Exercise material
▼

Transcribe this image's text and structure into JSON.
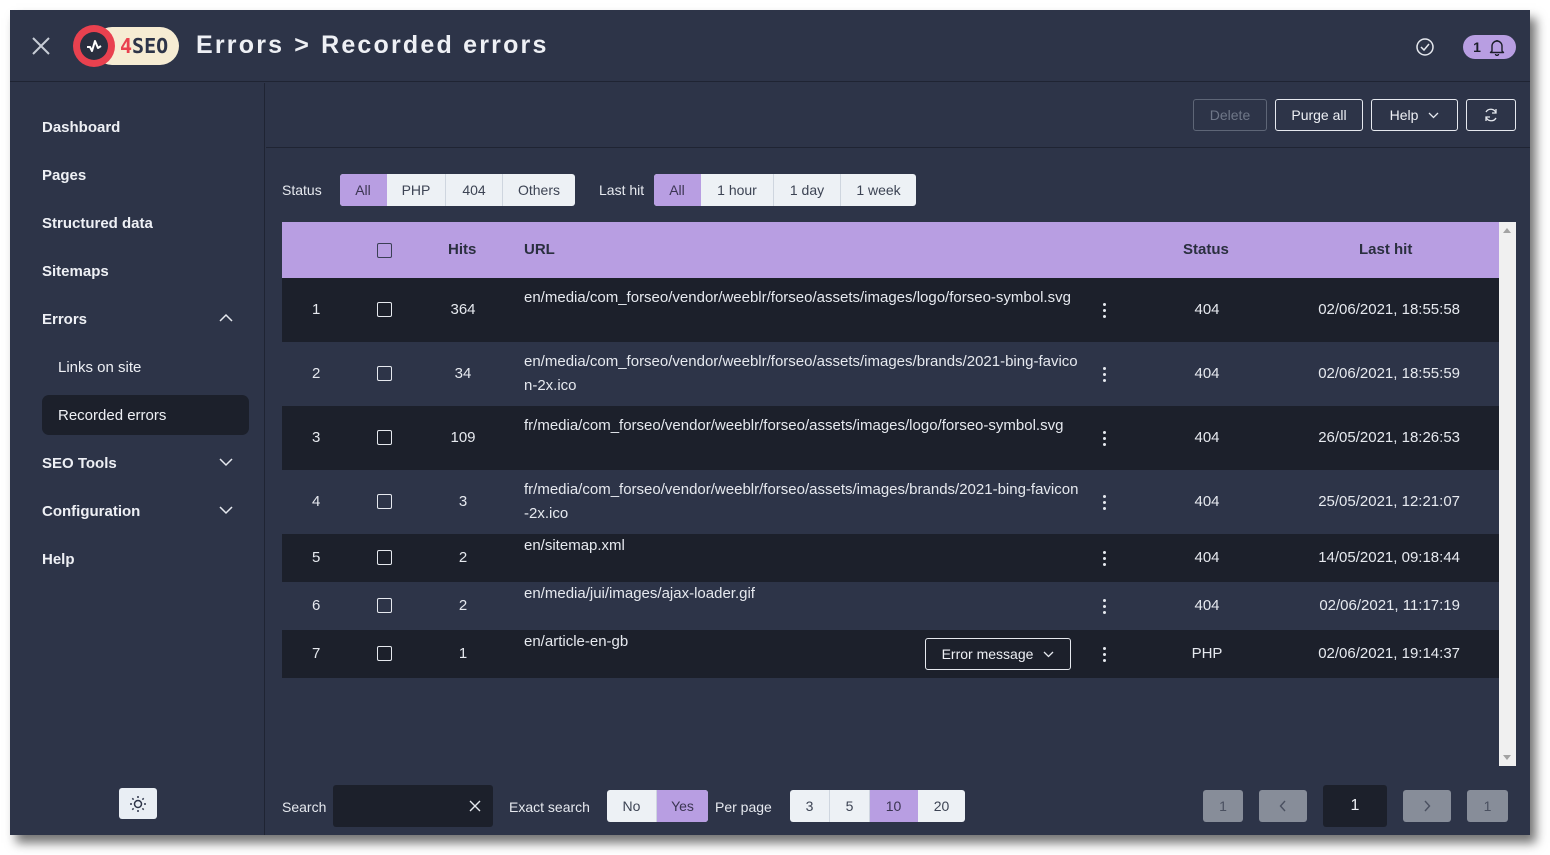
{
  "header": {
    "logo_text_accent": "4",
    "logo_text": "SEO",
    "breadcrumb_parent": "Errors",
    "breadcrumb_separator": ">",
    "breadcrumb_current": "Recorded errors",
    "notification_count": "1"
  },
  "sidebar": {
    "items": [
      {
        "label": "Dashboard"
      },
      {
        "label": "Pages"
      },
      {
        "label": "Structured data"
      },
      {
        "label": "Sitemaps"
      },
      {
        "label": "Errors",
        "expanded": true
      },
      {
        "label": "Links on site"
      },
      {
        "label": "Recorded errors",
        "active": true
      },
      {
        "label": "SEO Tools",
        "expanded": false
      },
      {
        "label": "Configuration",
        "expanded": false
      },
      {
        "label": "Help"
      }
    ]
  },
  "toolbar": {
    "delete_label": "Delete",
    "purge_label": "Purge all",
    "help_label": "Help"
  },
  "filters": {
    "status_label": "Status",
    "status_options": [
      "All",
      "PHP",
      "404",
      "Others"
    ],
    "status_selected": "All",
    "lasthit_label": "Last hit",
    "lasthit_options": [
      "All",
      "1 hour",
      "1 day",
      "1 week"
    ],
    "lasthit_selected": "All"
  },
  "table": {
    "columns": {
      "hits": "Hits",
      "url": "URL",
      "status": "Status",
      "last_hit": "Last hit"
    },
    "rows": [
      {
        "num": "1",
        "hits": "364",
        "url": "en/media/com_forseo/vendor/weeblr/forseo/assets/images/logo/forseo-symbol.svg",
        "status": "404",
        "last_hit": "02/06/2021, 18:55:58"
      },
      {
        "num": "2",
        "hits": "34",
        "url": "en/media/com_forseo/vendor/weeblr/forseo/assets/images/brands/2021-bing-favicon-2x.ico",
        "status": "404",
        "last_hit": "02/06/2021, 18:55:59"
      },
      {
        "num": "3",
        "hits": "109",
        "url": "fr/media/com_forseo/vendor/weeblr/forseo/assets/images/logo/forseo-symbol.svg",
        "status": "404",
        "last_hit": "26/05/2021, 18:26:53"
      },
      {
        "num": "4",
        "hits": "3",
        "url": "fr/media/com_forseo/vendor/weeblr/forseo/assets/images/brands/2021-bing-favicon-2x.ico",
        "status": "404",
        "last_hit": "25/05/2021, 12:21:07"
      },
      {
        "num": "5",
        "hits": "2",
        "url": "en/sitemap.xml",
        "status": "404",
        "last_hit": "14/05/2021, 09:18:44"
      },
      {
        "num": "6",
        "hits": "2",
        "url": "en/media/jui/images/ajax-loader.gif",
        "status": "404",
        "last_hit": "02/06/2021, 11:17:19"
      },
      {
        "num": "7",
        "hits": "1",
        "url": "en/article-en-gb",
        "status": "PHP",
        "last_hit": "02/06/2021, 19:14:37",
        "action_label": "Error message"
      }
    ]
  },
  "footer": {
    "search_label": "Search",
    "search_value": "",
    "exact_label": "Exact search",
    "exact_options": [
      "No",
      "Yes"
    ],
    "exact_selected": "Yes",
    "perpage_label": "Per page",
    "perpage_options": [
      "3",
      "5",
      "10",
      "20"
    ],
    "perpage_selected": "10",
    "pagination": {
      "first": "1",
      "current": "1",
      "last": "1"
    }
  },
  "colors": {
    "accent": "#b89ee2",
    "background": "#2d3448",
    "row_dark": "#1c202b",
    "logo_red": "#e9414f",
    "logo_cream": "#f6ecd3"
  }
}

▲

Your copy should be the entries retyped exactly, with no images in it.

Transcribe this image's text and structure into JSON.
{
  "header": {
    "logo_text_accent": "4",
    "logo_text": "SEO",
    "breadcrumb_parent": "Errors",
    "breadcrumb_separator": ">",
    "breadcrumb_current": "Recorded errors",
    "notification_count": "1"
  },
  "sidebar": {
    "items": [
      {
        "label": "Dashboard"
      },
      {
        "label": "Pages"
      },
      {
        "label": "Structured data"
      },
      {
        "label": "Sitemaps"
      },
      {
        "label": "Errors",
        "expanded": true
      },
      {
        "label": "Links on site"
      },
      {
        "label": "Recorded errors",
        "active": true
      },
      {
        "label": "SEO Tools",
        "expanded": false
      },
      {
        "label": "Configuration",
        "expanded": false
      },
      {
        "label": "Help"
      }
    ]
  },
  "toolbar": {
    "delete_label": "Delete",
    "purge_label": "Purge all",
    "help_label": "Help"
  },
  "filters": {
    "status_label": "Status",
    "status_options": [
      "All",
      "PHP",
      "404",
      "Others"
    ],
    "status_selected": "All",
    "lasthit_label": "Last hit",
    "lasthit_options": [
      "All",
      "1 hour",
      "1 day",
      "1 week"
    ],
    "lasthit_selected": "All"
  },
  "table": {
    "columns": {
      "hits": "Hits",
      "url": "URL",
      "status": "Status",
      "last_hit": "Last hit"
    },
    "rows": [
      {
        "num": "1",
        "hits": "364",
        "url": "en/media/com_forseo/vendor/weeblr/forseo/assets/images/logo/forseo-symbol.svg",
        "status": "404",
        "last_hit": "02/06/2021, 18:55:58"
      },
      {
        "num": "2",
        "hits": "34",
        "url": "en/media/com_forseo/vendor/weeblr/forseo/assets/images/brands/2021-bing-favicon-2x.ico",
        "status": "404",
        "last_hit": "02/06/2021, 18:55:59"
      },
      {
        "num": "3",
        "hits": "109",
        "url": "fr/media/com_forseo/vendor/weeblr/forseo/assets/images/logo/forseo-symbol.svg",
        "status": "404",
        "last_hit": "26/05/2021, 18:26:53"
      },
      {
        "num": "4",
        "hits": "3",
        "url": "fr/media/com_forseo/vendor/weeblr/forseo/assets/images/brands/2021-bing-favicon-2x.ico",
        "status": "404",
        "last_hit": "25/05/2021, 12:21:07"
      },
      {
        "num": "5",
        "hits": "2",
        "url": "en/sitemap.xml",
        "status": "404",
        "last_hit": "14/05/2021, 09:18:44"
      },
      {
        "num": "6",
        "hits": "2",
        "url": "en/media/jui/images/ajax-loader.gif",
        "status": "404",
        "last_hit": "02/06/2021, 11:17:19"
      },
      {
        "num": "7",
        "hits": "1",
        "url": "en/article-en-gb",
        "status": "PHP",
        "last_hit": "02/06/2021, 19:14:37",
        "action_label": "Error message"
      }
    ]
  },
  "footer": {
    "search_label": "Search",
    "search_value": "",
    "exact_label": "Exact search",
    "exact_options": [
      "No",
      "Yes"
    ],
    "exact_selected": "Yes",
    "perpage_label": "Per page",
    "perpage_options": [
      "3",
      "5",
      "10",
      "20"
    ],
    "perpage_selected": "10",
    "pagination": {
      "first": "1",
      "current": "1",
      "last": "1"
    }
  },
  "colors": {
    "accent": "#b89ee2",
    "background": "#2d3448",
    "row_dark": "#1c202b",
    "logo_red": "#e9414f",
    "logo_cream": "#f6ecd3"
  }
}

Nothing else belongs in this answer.